One of the more disgraceful recent instances of political obstructionism was the Senate's refusal to confirm the superbly qualified and eloquent John Bolton as ambassador to the UN. The President for forced to use an interim appointment to temporarily bypass the Senate. That interim appointment will soon expire.
Ohio Republican Senator George Voinovich was one of the few Republicans to join those blocking Ambassador Bolton's appointment. He has now issued a not—quite mea culpa in the Washington Post, indicating that Bolton has grown in office and now would receive his support.
My original concerns about Bolton involved his interpersonal skills. Also of concern was his reputation for straying off message and a tendency to "go it alone" instead of working to build consensus with his colleagues. I have met and spoken regularly with him since his appointment, discussing my hope that the United States would indeed build such a consensus at the United Nations and work with our allies.
My observations are that while Bolton is not perfect, he has demonstrated his ability, especially in recent months, to work with others and follow the president's lead by working multilaterally. In recent weeks I have watched him react to the challenges involving North Korea, Iran and now the Middle East, speaking on behalf of the United States.
I believe Bolton has been tempered and focused on speaking for the administration.
More importantly, Sen. Voinovich tells his Senate colleagues to re—think matters if the Bolton re—nomination comes their way:
Should the president choose to renominate him, I cannot imagine a worse message to send to the terrorists —— and to other nations deciding whether to engage in this effort —— than to drag out a possible renomination process or even replace the person our president has entrusted to lead our nation at the United Nations at a time when we are working on these historic objectives.
For me or my colleagues in the Senate to now question a possible renomination would jeopardize our influence in the United Nations and encourage those who oppose the United States to make Bolton the issue, thereby undermining our policies and agenda.
Should the president send his renomination to the Senate, I will vote to confirm him, and I call on my Democratic colleagues to keep in mind the current situation in the Middle East and the rest of the world should the Senate have an opportunity to vote.

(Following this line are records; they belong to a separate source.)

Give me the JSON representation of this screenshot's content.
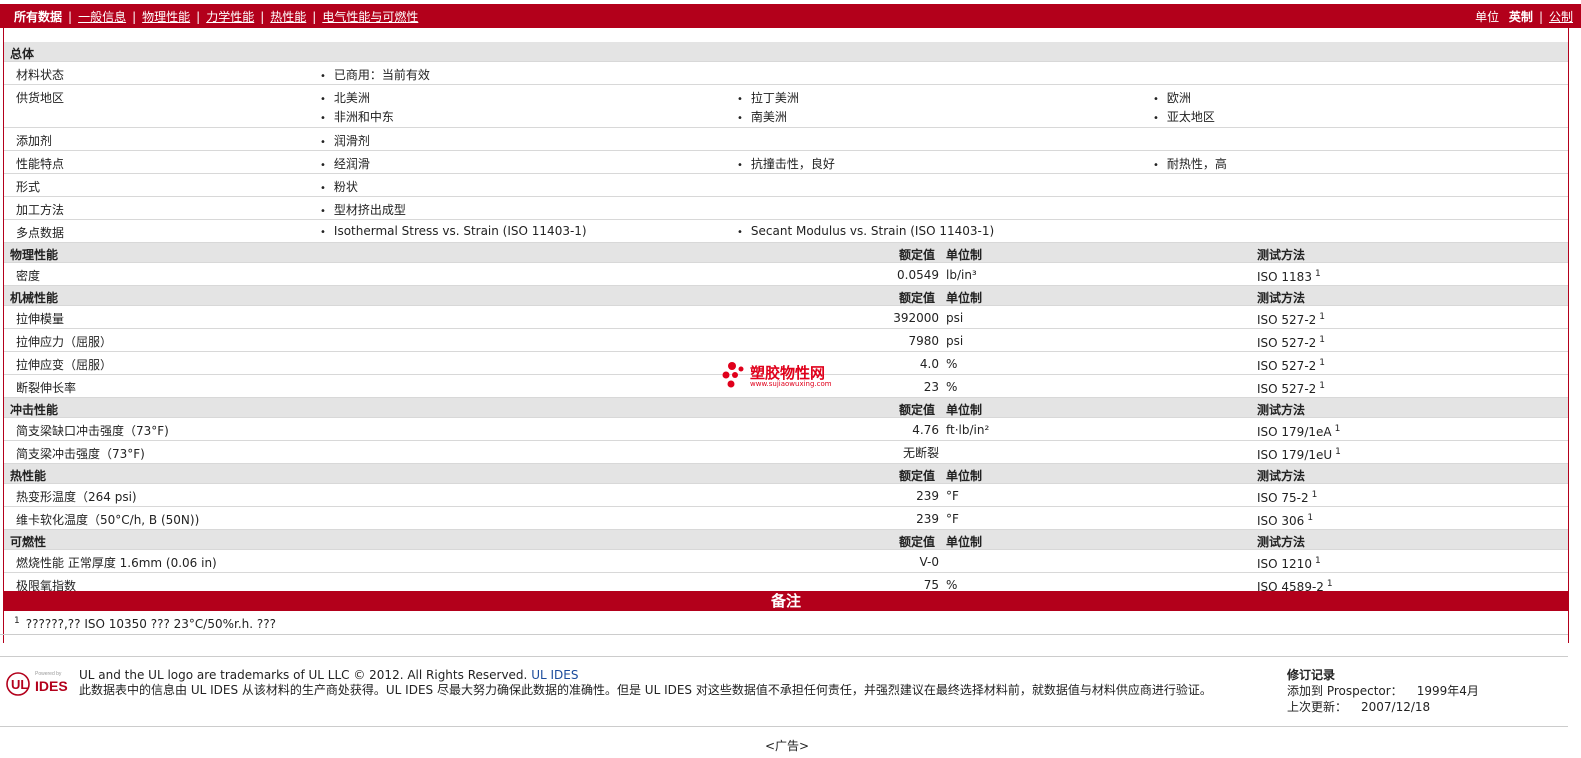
{
  "nav": {
    "tabs": [
      "所有数据",
      "一般信息",
      "物理性能",
      "力学性能",
      "热性能",
      "电气性能与可燃性"
    ],
    "unit_label": "单位",
    "unit_imperial": "英制",
    "unit_metric": "公制"
  },
  "general": {
    "header": "总体",
    "rows": [
      {
        "label": "材料状态",
        "items": [
          "已商用：当前有效"
        ]
      },
      {
        "label": "供货地区",
        "items": [
          "北美洲",
          "拉丁美洲",
          "欧洲",
          "非洲和中东",
          "南美洲",
          "亚太地区"
        ]
      },
      {
        "label": "添加剂",
        "items": [
          "润滑剂"
        ]
      },
      {
        "label": "性能特点",
        "items": [
          "经润滑",
          "抗撞击性，良好",
          "耐热性，高"
        ]
      },
      {
        "label": "形式",
        "items": [
          "粉状"
        ]
      },
      {
        "label": "加工方法",
        "items": [
          "型材挤出成型"
        ]
      },
      {
        "label": "多点数据",
        "items": [
          "Isothermal Stress vs. Strain (ISO 11403-1)",
          "Secant Modulus vs. Strain (ISO 11403-1)"
        ]
      }
    ]
  },
  "col_headers": {
    "rated": "额定值",
    "unit": "单位制",
    "method": "测试方法"
  },
  "sections": [
    {
      "header": "物理性能",
      "rows": [
        {
          "label": "密度",
          "value": "0.0549",
          "unit": "lb/in³",
          "method": "ISO 1183",
          "sup": "1"
        }
      ]
    },
    {
      "header": "机械性能",
      "rows": [
        {
          "label": "拉伸模量",
          "value": "392000",
          "unit": "psi",
          "method": "ISO 527-2",
          "sup": "1"
        },
        {
          "label": "拉伸应力（屈服）",
          "value": "7980",
          "unit": "psi",
          "method": "ISO 527-2",
          "sup": "1"
        },
        {
          "label": "拉伸应变（屈服）",
          "value": "4.0",
          "unit": "%",
          "method": "ISO 527-2",
          "sup": "1"
        },
        {
          "label": "断裂伸长率",
          "value": "23",
          "unit": "%",
          "method": "ISO 527-2",
          "sup": "1"
        }
      ]
    },
    {
      "header": "冲击性能",
      "rows": [
        {
          "label": "简支梁缺口冲击强度（73°F)",
          "value": "4.76",
          "unit": "ft·lb/in²",
          "method": "ISO 179/1eA",
          "sup": "1"
        },
        {
          "label": "简支梁冲击强度（73°F)",
          "value": "无断裂",
          "unit": "",
          "method": "ISO 179/1eU",
          "sup": "1"
        }
      ]
    },
    {
      "header": "热性能",
      "rows": [
        {
          "label": "热变形温度（264 psi)",
          "value": "239",
          "unit": "°F",
          "method": "ISO 75-2",
          "sup": "1"
        },
        {
          "label": "维卡软化温度（50°C/h, B (50N))",
          "value": "239",
          "unit": "°F",
          "method": "ISO 306",
          "sup": "1"
        }
      ]
    },
    {
      "header": "可燃性",
      "rows": [
        {
          "label": "燃烧性能 正常厚度 1.6mm (0.06 in)",
          "value": "V-0",
          "unit": "",
          "method": "ISO 1210",
          "sup": "1"
        },
        {
          "label": "极限氧指数",
          "value": "75",
          "unit": "%",
          "method": "ISO 4589-2",
          "sup": "1"
        }
      ]
    }
  ],
  "notes": {
    "header": "备注",
    "sup": "1",
    "text": "??????,?? ISO 10350 ??? 23°C/50%r.h. ???"
  },
  "footer": {
    "logo_top": "Powered by",
    "logo_main": "IDES",
    "line1_prefix": "UL and the UL logo are trademarks of UL LLC © 2012. All Rights Reserved.",
    "line1_link": "UL IDES",
    "line2": "此数据表中的信息由 UL IDES 从该材料的生产商处获得。UL IDES 尽最大努力确保此数据的准确性。但是 UL IDES 对这些数据值不承担任何责任，并强烈建议在最终选择材料前，就数据值与材料供应商进行验证。",
    "rev_header": "修订记录",
    "rev_added_label": "添加到 Prospector：",
    "rev_added_value": "1999年4月",
    "rev_updated_label": "上次更新：",
    "rev_updated_value": "2007/12/18"
  },
  "ad": "<广告>",
  "watermark": {
    "cn": "塑胶物性网",
    "url": "www.sujiaowuxing.com"
  }
}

I do not believe the United States, at this dangerous time, can afford to have a U.N. ambassador who does not have Congress's full support.
Hat tip: Ed Lasky
Thomas Lifson 7 20 06
Clarice Feldman adds:
Senator George Voinovich behaved disgracefully during the confirmation hearings of John Bolton to be US Ambassador to the United States.
Bolton has proven himself as the very best Ambassador we have ever had to that fractitious body and under the most trying times.
It takes a big man to publicly reverse course when the facts prove he was wrong. I hope his colleagues in the Senate will follow his admonition.